CC BY-NC-ND
: Attribution-NonCommercial-NoDerivatives. This license is the most restrictive of our six main licenses, only allowing others to download your works and share them with others as long as the artist is credited, the use is non-commercial and the work is passed along unchanged.

How to use it: You must credit the artistYou cannot put this song in a video or other derivative work. If you remix, transform, or build upon the material, you may not distribute, publish, share, or post the modified material. Syncing a track to video/moving images constitutes a derivative work, which is prohibited by this license. You cannot use it for commercial purposes. A commercial use is one primarily intended for commercial advantage or monetary compensation. You may NOT use ithis for fundraising, advertising, or promoting a product or service without further permission, even if you’re a nonprofit organization. More permissions must be obtained directly from the artist.


CC0
: Public Domain Dedication/No Rights Reserved. The person who associated a work with this deed has dedicated the work to the public domain by waiving all of his or her rights to the work worldwide under copyright law, including all related and neighboring rights, to the extent allowed by law.

How to use it: You can copy, modify, distribute and perform the work, even for commercial purposes, all without asking permission. Note: CC0 can only be applied by the rights holder. CC0 does not cover works in the public domain whose copyright has expired; works in the public domain due to expired copyright may still protected by state or local statutes. The information regarding a track’s public domain status is to the best of our knowledge and should not be considered authoritative.

DISCLAIMER
The FAQ provides general information about legal topics; it does not provide individual legal advice. The FMA provides this information on an “as-is” basis.
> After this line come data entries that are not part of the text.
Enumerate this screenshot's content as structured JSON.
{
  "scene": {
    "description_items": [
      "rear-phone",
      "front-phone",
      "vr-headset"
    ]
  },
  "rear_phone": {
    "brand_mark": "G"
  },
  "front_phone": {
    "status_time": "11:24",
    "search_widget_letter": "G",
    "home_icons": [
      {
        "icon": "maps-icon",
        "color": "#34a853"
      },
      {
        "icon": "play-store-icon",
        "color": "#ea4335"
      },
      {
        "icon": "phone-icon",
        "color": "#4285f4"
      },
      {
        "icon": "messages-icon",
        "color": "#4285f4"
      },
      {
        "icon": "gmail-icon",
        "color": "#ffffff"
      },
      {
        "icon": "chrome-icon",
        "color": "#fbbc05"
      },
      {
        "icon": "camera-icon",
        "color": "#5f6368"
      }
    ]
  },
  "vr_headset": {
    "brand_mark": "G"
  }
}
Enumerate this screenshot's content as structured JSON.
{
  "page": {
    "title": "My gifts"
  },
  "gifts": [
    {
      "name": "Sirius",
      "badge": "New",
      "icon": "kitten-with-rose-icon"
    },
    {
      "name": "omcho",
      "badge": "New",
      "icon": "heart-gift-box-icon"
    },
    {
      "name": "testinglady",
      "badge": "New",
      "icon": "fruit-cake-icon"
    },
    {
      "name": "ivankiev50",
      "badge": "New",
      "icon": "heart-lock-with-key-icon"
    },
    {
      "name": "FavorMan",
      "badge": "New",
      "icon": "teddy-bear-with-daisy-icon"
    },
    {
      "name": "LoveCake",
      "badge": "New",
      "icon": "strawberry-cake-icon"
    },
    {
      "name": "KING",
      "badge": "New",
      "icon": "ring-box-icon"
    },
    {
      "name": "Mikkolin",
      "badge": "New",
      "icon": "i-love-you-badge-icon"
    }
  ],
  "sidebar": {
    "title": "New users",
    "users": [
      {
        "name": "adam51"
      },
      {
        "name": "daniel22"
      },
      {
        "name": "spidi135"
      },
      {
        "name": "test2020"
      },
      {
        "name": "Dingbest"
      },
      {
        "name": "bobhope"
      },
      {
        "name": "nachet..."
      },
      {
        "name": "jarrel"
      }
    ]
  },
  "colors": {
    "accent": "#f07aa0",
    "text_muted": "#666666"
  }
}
Use of this FAQ does not create an attorney-client relationship between the FMA and the user, and the FMA disclaims liability for damages resulting from its use.